BEIJING – On October 26, the renminbi’s spot exchange rate against the US dollar reached the upper limit of its floating range for the second consecutive trading day. The rise began when the trading band for the renminbi’s dollar exchange rate was widened to ±1%, and has now reached an all-time high since 1994’s currency reform. With little sign of improved economic fundamentals, rapid currency appreciation is a potentially dangerous development for China – in part owing to the risk of an abrupt and painful reversal.
The renminbi’s rise over the past month can be attributed to greater global liquidity since the start of the third quarter, as policymakers have responded to the eurozone’s sovereign-debt crisis and stagnating output. Indeed, according to Morgan Stanley, monetary authorities in 16 of the 33 countries that it follows – including seven of ten advanced-country central banks and nine of 23 central banks in emerging markets – have either cut their benchmark interest rate or lowered reserve requirements.
After two rounds of quantitative easing (QE), the balance sheets of the European Central Bank and the United States Federal Reserve have grown to €3.2 trillion ($4.1 trillion) and $2.9 trillion, respectively. The ECB’s new outright monetary transactions (OMT) program in secondary sovereign-bond markets, and the Fed’s open-ended “QE3” continue this trend, while the Bank of Japan has expanded its asset-purchase program for the eighth time.

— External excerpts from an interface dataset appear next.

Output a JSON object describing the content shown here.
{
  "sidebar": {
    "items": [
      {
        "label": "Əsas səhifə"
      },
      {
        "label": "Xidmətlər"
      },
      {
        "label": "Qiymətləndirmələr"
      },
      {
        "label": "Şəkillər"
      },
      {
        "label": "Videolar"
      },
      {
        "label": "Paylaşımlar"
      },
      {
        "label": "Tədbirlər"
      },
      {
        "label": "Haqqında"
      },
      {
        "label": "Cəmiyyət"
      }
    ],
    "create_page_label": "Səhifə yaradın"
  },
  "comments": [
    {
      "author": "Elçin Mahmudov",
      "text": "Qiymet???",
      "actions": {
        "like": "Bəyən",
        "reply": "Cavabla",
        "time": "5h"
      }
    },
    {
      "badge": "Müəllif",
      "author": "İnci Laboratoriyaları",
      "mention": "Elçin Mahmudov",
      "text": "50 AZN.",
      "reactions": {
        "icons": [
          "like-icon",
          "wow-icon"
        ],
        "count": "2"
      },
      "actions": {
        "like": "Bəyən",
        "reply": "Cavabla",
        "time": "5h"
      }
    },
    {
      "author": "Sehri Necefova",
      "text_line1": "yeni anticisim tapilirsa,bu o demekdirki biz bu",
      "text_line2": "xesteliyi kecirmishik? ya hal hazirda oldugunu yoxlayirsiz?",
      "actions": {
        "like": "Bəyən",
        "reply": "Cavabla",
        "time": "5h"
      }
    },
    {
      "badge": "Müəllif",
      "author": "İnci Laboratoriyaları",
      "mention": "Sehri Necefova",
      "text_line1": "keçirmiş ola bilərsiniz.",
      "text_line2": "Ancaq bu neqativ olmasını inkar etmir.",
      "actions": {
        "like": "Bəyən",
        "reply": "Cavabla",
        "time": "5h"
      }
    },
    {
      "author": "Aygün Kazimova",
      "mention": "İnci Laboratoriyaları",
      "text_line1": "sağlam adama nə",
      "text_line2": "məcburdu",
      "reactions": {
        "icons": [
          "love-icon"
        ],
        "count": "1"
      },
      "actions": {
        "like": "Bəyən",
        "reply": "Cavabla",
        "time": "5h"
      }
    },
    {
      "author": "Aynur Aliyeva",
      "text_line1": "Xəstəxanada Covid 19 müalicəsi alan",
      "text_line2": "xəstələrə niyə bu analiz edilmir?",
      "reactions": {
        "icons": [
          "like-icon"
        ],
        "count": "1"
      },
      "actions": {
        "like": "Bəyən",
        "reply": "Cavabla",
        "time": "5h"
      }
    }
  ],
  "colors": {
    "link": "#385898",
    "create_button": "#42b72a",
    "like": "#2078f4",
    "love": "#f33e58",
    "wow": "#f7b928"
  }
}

The spillover from the developed countries’ latest round of QE is beginning to show up in emerging markets, where nearly a year of short-term capital outflows has given way to a new wave of short-term inflows. With US domestic bond yields continuing to fall and US equities reaching an upper price limit, owing to the real economy’s sluggish recovery, more money is expected to flow to commodity markets and higher-yielding emerging countries. Given China’s adherence to a stable monetary policy, the renminbi has become a more attractive asset to hold.